First Look at DC Rebirth Designs For Bizarro, Red Robin, Batman Beyond & More
Kaim Tachibana returns to the basics of the yaoi genre in the appropriately entitled Boys Love. While she doesn’t subvert a number of traditional yaoi tropes, she does depict a relationship not bound by some of the usual “rules” of yaoi.
The set up to Boys Love is pretty much cookie cutter yaoi — difficult, young and promiscuous male model with a troubled past makes trouble for older straight professional who gets sucked into his orbit. Luckily the execution of this story avoids a lot of the problems that usually plagues these stories. The story starts out with the chilly model Noeru being interviewed by straight-arrow magazine editor, Mamiya. During their first meeting, poor, innocent Mamiya makes the mistake of commenting favorably upon a piece of Noeru’s art-work, unintentionally causing difficult memories from Noeru’s childhood, which had originally inspired the work, to surface. Noeru is furious at Mamiya for blindly walking onto a very specific emotional landmine and decides to use his power of celebrity to punish the writer for having the misfortune to have accidentally seen into his heart. Noeru who has shut his feelings away, while freely opening his body up to countless numbers of men, ends up fixated on Mamiya in his attempts to piss off, make trouble or just plain threaten the poor guy.
In most yaoi, Noeru would usually use his power of celebrity to blackmail Mamiya into sex and god knows what else, but here, Mamiya refuses to fall into these kinds of traps.
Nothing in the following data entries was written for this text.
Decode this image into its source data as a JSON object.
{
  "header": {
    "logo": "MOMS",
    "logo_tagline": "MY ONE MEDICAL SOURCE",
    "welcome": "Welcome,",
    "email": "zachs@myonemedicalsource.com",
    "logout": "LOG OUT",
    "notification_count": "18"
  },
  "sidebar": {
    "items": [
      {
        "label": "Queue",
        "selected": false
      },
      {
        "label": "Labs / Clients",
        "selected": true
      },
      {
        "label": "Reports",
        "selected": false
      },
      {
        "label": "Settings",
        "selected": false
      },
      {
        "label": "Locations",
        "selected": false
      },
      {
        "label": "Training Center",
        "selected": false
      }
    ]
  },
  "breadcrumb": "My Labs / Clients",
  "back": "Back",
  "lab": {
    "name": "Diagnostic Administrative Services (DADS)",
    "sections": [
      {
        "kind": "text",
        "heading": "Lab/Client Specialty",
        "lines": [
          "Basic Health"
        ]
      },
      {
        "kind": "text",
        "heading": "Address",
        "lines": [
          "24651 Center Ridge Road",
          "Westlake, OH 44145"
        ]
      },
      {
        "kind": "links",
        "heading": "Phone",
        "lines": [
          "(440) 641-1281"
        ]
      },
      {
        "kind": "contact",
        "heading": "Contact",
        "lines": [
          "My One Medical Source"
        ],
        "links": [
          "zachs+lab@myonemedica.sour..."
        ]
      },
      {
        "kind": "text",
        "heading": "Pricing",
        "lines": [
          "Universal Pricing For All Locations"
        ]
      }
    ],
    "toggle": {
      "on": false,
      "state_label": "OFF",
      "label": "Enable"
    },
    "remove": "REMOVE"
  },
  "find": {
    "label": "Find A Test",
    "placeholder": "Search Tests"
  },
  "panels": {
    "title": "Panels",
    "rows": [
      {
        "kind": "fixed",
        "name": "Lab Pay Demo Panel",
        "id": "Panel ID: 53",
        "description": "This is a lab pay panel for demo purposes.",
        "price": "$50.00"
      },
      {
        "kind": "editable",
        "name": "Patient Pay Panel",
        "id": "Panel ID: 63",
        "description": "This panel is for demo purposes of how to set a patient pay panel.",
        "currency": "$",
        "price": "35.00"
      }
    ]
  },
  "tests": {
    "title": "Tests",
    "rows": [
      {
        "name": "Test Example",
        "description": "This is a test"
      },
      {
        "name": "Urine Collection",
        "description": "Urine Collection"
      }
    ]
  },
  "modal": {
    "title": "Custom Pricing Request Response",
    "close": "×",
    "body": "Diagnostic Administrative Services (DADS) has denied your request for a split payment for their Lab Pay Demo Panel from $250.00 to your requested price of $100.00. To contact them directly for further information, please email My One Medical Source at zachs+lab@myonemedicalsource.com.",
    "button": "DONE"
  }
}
Instead, he asserts his own humanity as well as Noeru’s by refusing to fall into the empty role of sexual conquest Noeru attempts to box him into. In the end, Mamiya forces Noeru to get to know him and likewise, does his absolute best to get to know Noeru. One of my favorite scenes in the book is the stubborn Mamiya forcing Noeru to teach him how to swim. The most interesting part of this title is that the focus is not on the two developing a sexual relationship but instead how they come to develop a strong emotional bond in spite of their very different temperaments.
Noeru is a selfish prick for the most part, but Mamiya is one of those unbelievable “good guys” in manga who can somehow redeem anyone. As the two grow closer, Kaim once again dives into the cliche bucket by having Noeru’s classmate and childhood friend become possessive and dangerously protective of his bond with Noeru. This classmate’s intervention changes the two lovers’ fates but not their strong bond, which does not end in spite of a sharp and unfortunate turn of the plot.
The art is attractive and clean, if a bit generic, particularly in the character work. Mamiya and Noeru are both attractive types, although Mamiya looks too dewy and soft to be a fully-fledged adult (which is perhaps an intentional choice), while Noeru’s sharp, cool look nicely reflects his character as a boy who seems to have grown up entirely too fast.
In the end, what I enjoyed most about this work was the focus upon the growing emotional bond between the main characters, and I ended up forgiving the over-use of yaoi tropes in order to position the characters so they can meet each other and develop a very strong bond that seemed to go beyond traditional notions of “romantic love.”
Review copy provided by DMP.
Comics Should Be Good accepts review copies. Anything sent to us will (for better or for worse) end up reviewed on the blog. See where to send the review copies.